■ TASK GOAL:
Take every line from the entries below that includes the word "Info" and copy it.

■ AVAILABLE DATA:
□ □ □ □

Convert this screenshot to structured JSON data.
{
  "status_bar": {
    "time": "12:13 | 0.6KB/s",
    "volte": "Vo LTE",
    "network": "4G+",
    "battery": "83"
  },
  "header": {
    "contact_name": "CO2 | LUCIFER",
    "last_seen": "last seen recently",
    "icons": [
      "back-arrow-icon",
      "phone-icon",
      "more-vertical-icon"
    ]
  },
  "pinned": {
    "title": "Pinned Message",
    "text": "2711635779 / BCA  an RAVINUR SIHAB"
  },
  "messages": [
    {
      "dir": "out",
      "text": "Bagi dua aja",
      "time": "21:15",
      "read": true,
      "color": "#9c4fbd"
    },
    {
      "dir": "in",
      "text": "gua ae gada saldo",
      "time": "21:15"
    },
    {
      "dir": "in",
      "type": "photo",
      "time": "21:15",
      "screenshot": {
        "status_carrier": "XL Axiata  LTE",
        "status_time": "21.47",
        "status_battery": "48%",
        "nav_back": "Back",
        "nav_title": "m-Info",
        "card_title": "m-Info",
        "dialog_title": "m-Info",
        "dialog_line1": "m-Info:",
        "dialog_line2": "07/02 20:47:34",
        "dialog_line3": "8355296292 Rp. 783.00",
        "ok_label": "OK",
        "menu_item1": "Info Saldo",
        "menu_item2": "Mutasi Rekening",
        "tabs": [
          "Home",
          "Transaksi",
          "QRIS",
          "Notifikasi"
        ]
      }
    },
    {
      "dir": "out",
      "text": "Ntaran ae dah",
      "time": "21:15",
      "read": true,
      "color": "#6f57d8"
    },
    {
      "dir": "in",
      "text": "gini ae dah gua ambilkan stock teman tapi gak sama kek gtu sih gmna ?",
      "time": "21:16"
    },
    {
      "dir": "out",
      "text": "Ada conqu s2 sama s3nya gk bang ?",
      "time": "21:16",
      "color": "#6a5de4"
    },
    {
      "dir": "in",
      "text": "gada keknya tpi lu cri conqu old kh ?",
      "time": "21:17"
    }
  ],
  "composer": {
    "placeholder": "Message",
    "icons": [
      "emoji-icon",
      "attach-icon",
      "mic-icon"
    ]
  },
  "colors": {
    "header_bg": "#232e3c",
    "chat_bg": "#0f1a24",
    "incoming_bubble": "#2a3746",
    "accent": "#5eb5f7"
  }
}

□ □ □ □

■ TASK SOLUTION:
        "nav_title": "m-Info",
        "card_title": "m-Info",
        "dialog_title": "m-Info",
        "dialog_line1": "m-Info:",
        "menu_item1": "Info Saldo",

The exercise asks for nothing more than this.